## GOAL OF THE EXERCISE
When a line of the entries contains "para", please list that line.

## RECORDS SUPPLIED
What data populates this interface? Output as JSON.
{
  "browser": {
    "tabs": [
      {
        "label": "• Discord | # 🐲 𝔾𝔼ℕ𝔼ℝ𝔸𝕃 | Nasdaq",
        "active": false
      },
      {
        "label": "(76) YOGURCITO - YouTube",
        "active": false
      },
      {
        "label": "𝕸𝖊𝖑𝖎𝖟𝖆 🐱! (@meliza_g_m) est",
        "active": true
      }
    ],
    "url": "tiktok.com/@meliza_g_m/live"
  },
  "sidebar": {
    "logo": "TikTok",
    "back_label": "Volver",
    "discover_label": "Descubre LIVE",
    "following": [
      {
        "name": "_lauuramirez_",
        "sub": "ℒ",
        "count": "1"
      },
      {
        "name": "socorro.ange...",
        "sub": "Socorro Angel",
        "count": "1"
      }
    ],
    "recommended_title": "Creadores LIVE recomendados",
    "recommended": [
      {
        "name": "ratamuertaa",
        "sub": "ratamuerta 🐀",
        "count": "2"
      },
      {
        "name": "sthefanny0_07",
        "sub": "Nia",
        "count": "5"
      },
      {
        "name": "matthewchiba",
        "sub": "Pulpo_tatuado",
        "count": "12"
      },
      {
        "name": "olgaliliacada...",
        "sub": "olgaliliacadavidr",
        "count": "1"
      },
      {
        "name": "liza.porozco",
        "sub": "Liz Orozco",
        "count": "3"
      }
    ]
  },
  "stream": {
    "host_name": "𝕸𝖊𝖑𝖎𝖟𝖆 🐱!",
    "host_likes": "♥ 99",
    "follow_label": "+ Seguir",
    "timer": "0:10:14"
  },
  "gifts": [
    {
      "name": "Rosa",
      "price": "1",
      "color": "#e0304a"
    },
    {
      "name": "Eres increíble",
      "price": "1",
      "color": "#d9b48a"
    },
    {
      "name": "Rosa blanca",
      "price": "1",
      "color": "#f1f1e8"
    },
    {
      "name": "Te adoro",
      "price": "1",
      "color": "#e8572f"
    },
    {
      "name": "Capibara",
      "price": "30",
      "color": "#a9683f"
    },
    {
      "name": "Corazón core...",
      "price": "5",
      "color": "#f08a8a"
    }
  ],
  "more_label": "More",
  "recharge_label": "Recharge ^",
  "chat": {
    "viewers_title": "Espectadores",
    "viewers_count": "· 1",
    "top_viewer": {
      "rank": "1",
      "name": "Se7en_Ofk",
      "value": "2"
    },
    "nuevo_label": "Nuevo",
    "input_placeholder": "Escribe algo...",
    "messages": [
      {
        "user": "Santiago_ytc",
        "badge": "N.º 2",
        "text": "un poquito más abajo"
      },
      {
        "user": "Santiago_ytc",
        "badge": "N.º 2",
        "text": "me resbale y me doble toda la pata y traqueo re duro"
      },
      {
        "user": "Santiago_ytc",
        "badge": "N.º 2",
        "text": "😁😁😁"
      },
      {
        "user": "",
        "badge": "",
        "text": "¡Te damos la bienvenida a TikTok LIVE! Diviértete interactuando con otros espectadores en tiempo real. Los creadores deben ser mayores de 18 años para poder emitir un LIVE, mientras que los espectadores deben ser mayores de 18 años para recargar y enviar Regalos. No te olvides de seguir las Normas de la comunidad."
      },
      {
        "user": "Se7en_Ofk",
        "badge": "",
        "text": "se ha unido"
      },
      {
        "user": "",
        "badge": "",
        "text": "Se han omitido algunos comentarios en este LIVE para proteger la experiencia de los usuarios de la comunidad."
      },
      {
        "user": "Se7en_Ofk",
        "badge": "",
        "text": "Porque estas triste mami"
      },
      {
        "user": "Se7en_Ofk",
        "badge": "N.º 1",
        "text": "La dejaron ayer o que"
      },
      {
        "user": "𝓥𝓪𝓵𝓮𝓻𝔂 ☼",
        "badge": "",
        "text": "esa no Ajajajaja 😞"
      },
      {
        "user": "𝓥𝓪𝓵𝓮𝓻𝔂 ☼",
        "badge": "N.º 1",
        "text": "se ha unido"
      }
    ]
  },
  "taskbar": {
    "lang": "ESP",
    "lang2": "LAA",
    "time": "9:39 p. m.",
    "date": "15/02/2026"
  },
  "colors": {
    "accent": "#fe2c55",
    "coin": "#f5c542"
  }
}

## YOUR RESPONSE
        "text": "¡Te damos la bienvenida a TikTok LIVE! Diviértete interactuando con otros espectadores en tiempo real. Los creadores deben ser mayores de 18 años para poder emitir un LIVE, mientras que los espectadores deben ser mayores de 18 años para recargar y enviar Regalos. No te olvides de seguir las Normas de la comunidad."
        "text": "Se han omitido algunos comentarios en este LIVE para proteger la experiencia de los usuarios de la comunidad."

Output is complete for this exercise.